**EXTRACTED INFORMATION**
=======
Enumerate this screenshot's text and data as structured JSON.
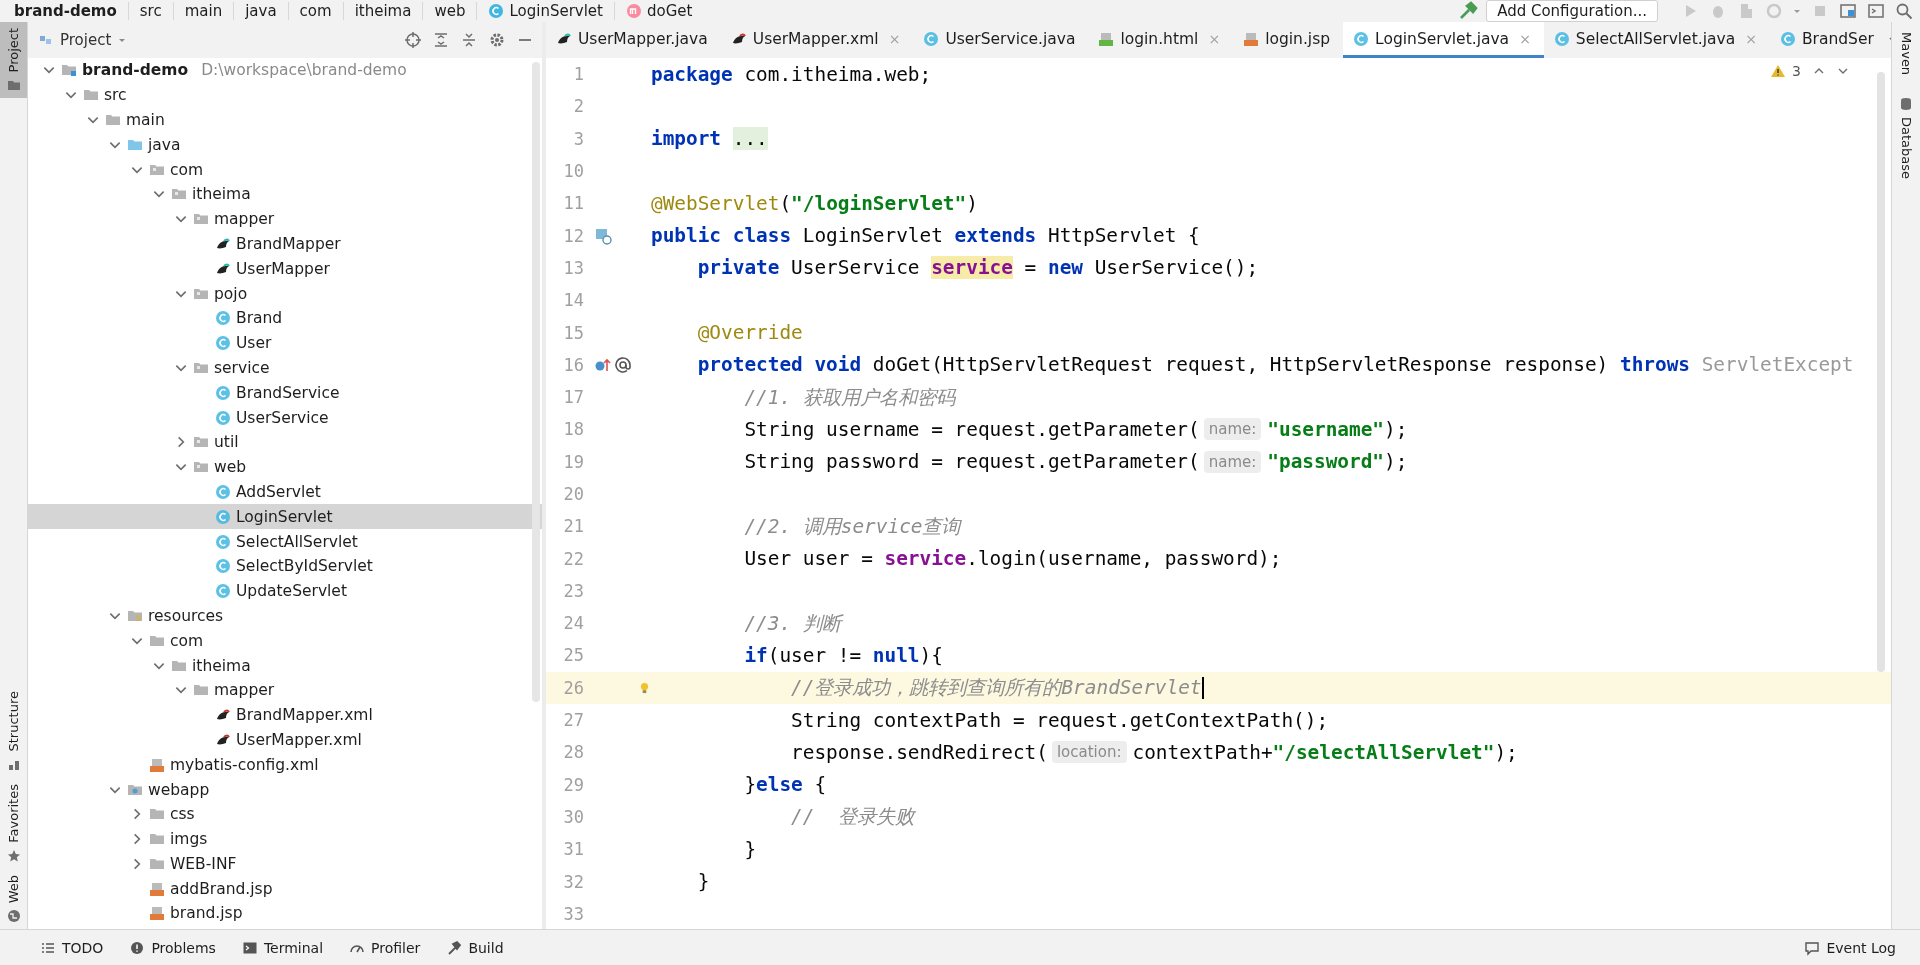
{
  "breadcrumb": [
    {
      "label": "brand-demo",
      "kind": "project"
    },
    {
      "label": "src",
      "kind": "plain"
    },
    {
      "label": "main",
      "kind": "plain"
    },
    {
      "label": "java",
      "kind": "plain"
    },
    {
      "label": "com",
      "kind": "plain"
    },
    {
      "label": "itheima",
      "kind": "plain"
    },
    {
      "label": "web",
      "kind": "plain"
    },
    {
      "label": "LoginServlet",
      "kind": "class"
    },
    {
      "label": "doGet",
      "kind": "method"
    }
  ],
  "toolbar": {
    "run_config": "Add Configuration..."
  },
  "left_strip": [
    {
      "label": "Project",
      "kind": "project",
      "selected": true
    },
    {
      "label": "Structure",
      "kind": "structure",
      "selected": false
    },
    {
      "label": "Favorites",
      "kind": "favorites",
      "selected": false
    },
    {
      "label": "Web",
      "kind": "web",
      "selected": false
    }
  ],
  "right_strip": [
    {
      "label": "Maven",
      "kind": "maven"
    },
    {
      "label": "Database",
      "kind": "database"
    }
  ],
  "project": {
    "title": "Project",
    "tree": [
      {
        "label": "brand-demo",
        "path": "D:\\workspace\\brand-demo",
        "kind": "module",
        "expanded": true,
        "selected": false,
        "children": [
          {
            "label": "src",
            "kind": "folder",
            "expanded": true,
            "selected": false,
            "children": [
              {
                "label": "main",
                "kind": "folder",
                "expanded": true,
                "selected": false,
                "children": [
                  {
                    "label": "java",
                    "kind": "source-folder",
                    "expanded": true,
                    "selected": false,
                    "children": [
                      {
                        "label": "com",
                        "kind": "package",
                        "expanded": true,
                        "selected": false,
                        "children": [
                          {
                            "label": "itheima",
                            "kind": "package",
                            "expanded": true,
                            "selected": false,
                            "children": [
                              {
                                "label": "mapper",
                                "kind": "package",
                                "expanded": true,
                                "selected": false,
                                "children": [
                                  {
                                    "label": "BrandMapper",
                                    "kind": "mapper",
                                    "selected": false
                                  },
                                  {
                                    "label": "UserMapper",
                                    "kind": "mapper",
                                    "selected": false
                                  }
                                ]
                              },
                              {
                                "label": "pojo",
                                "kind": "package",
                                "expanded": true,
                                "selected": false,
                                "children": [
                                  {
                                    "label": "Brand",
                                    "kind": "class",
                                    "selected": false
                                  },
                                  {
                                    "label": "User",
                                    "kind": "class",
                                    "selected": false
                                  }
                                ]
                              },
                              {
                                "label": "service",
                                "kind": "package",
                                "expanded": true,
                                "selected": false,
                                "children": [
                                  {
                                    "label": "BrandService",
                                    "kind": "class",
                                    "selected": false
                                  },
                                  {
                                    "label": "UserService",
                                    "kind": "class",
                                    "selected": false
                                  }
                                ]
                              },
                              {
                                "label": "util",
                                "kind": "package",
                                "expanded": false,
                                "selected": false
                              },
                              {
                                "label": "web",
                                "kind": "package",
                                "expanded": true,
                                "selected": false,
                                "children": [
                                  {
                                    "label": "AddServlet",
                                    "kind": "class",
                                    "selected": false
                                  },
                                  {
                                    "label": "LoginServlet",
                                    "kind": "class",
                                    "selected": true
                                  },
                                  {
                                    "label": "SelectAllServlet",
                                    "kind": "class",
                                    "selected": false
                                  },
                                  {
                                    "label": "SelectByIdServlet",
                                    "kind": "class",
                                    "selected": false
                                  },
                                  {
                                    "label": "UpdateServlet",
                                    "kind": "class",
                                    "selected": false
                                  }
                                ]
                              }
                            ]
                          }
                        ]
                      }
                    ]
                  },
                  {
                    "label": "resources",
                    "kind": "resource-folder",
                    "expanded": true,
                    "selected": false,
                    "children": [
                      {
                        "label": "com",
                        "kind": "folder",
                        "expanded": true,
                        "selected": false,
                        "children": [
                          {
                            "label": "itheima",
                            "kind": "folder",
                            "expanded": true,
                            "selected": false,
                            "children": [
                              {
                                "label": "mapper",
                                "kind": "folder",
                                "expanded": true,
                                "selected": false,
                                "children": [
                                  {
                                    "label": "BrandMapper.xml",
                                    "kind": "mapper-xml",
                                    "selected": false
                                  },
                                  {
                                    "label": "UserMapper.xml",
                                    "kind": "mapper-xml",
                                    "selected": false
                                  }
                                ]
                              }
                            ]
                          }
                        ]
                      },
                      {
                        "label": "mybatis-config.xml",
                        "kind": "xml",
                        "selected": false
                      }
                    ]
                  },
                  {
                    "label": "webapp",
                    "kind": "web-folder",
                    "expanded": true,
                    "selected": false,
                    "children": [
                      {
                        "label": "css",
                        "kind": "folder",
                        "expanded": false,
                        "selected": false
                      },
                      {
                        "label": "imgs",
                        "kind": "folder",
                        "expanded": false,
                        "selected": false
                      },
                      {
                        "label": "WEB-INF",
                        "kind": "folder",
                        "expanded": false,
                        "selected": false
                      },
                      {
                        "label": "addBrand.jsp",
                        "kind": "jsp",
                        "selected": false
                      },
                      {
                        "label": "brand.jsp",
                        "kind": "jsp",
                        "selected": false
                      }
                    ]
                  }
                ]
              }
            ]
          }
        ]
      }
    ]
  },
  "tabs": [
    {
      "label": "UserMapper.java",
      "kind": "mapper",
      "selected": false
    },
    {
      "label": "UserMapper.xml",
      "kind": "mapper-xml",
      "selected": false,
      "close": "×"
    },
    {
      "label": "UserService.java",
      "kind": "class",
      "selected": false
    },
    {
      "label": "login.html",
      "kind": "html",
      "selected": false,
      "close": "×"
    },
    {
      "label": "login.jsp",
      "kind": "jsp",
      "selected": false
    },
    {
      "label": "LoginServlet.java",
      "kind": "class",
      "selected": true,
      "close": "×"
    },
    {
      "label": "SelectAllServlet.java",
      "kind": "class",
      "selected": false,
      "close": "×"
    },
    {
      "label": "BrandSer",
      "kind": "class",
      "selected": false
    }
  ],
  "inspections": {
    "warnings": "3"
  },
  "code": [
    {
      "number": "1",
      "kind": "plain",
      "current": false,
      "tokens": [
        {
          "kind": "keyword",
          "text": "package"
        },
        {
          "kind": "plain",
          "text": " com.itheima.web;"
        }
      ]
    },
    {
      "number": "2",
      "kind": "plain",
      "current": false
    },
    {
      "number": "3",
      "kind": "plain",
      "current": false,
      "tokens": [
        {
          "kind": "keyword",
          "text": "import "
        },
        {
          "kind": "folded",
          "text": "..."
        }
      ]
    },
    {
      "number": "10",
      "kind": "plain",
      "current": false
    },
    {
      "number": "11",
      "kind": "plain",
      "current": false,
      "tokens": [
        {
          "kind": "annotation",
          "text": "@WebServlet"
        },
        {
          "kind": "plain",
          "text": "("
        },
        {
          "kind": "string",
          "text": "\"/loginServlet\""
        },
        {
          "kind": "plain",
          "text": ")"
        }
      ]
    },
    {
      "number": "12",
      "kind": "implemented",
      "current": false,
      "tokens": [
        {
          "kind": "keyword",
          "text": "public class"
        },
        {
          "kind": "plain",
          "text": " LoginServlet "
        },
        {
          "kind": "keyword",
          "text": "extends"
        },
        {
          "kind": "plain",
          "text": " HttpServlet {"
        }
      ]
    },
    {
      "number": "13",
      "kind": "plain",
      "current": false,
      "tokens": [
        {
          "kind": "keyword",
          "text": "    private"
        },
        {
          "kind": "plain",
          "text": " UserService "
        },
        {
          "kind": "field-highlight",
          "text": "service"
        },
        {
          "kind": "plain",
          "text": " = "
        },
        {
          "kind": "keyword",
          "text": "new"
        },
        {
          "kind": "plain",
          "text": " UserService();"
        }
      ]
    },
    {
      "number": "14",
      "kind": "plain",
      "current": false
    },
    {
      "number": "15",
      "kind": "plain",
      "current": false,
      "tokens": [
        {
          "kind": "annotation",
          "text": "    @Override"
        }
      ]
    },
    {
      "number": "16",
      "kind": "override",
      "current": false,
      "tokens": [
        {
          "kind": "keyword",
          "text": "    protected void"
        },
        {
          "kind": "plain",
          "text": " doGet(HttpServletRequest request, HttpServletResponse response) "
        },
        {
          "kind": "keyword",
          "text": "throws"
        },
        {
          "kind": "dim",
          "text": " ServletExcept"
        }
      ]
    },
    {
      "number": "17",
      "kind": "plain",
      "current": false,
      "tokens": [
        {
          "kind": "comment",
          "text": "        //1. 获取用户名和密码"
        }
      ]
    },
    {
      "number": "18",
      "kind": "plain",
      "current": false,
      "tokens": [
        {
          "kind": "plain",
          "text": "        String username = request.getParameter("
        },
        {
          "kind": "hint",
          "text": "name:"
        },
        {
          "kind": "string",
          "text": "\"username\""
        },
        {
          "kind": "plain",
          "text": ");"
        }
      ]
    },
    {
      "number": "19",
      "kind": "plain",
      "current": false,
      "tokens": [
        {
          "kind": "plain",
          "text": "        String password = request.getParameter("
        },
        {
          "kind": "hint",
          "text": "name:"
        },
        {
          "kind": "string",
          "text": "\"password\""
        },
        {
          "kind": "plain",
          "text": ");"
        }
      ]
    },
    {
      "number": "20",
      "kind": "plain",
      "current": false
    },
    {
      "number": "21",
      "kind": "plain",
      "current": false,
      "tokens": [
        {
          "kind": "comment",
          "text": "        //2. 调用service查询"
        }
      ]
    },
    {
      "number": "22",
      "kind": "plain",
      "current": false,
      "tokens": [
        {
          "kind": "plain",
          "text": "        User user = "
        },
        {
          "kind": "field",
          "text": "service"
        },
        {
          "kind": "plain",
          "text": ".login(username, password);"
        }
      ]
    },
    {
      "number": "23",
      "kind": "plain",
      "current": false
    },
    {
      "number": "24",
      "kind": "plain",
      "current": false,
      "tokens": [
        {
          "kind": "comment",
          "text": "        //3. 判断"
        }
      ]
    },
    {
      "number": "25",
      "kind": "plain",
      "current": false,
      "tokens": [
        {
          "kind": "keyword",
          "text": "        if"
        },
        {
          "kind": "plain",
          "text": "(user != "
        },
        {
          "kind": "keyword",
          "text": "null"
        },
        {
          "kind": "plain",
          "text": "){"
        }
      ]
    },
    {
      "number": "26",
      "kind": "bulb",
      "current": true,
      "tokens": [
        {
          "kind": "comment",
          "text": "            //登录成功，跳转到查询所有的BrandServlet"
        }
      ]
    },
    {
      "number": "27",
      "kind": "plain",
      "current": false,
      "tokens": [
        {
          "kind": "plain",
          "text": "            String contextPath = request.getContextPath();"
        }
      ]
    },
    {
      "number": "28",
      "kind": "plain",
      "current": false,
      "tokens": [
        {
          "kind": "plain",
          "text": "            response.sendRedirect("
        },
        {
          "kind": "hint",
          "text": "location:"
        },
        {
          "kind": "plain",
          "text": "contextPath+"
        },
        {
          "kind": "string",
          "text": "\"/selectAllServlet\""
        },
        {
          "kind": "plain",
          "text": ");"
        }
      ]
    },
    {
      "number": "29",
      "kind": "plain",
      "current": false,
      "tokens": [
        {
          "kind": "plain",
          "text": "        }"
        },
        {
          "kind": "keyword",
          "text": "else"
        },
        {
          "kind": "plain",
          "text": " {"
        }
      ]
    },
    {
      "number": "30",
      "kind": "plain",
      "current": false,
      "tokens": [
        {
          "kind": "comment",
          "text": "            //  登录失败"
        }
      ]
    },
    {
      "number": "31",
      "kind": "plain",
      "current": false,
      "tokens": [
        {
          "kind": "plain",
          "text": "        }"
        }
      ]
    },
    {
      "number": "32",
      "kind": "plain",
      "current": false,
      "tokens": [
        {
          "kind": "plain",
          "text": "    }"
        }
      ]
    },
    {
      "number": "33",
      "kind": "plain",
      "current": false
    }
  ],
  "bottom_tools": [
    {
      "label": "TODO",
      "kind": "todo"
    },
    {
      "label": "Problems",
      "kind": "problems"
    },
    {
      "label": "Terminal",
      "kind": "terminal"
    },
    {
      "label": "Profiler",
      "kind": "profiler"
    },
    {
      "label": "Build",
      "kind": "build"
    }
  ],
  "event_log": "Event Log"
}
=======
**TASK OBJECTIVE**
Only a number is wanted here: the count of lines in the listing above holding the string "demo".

**SOLUTION FOR THIS TASK**
3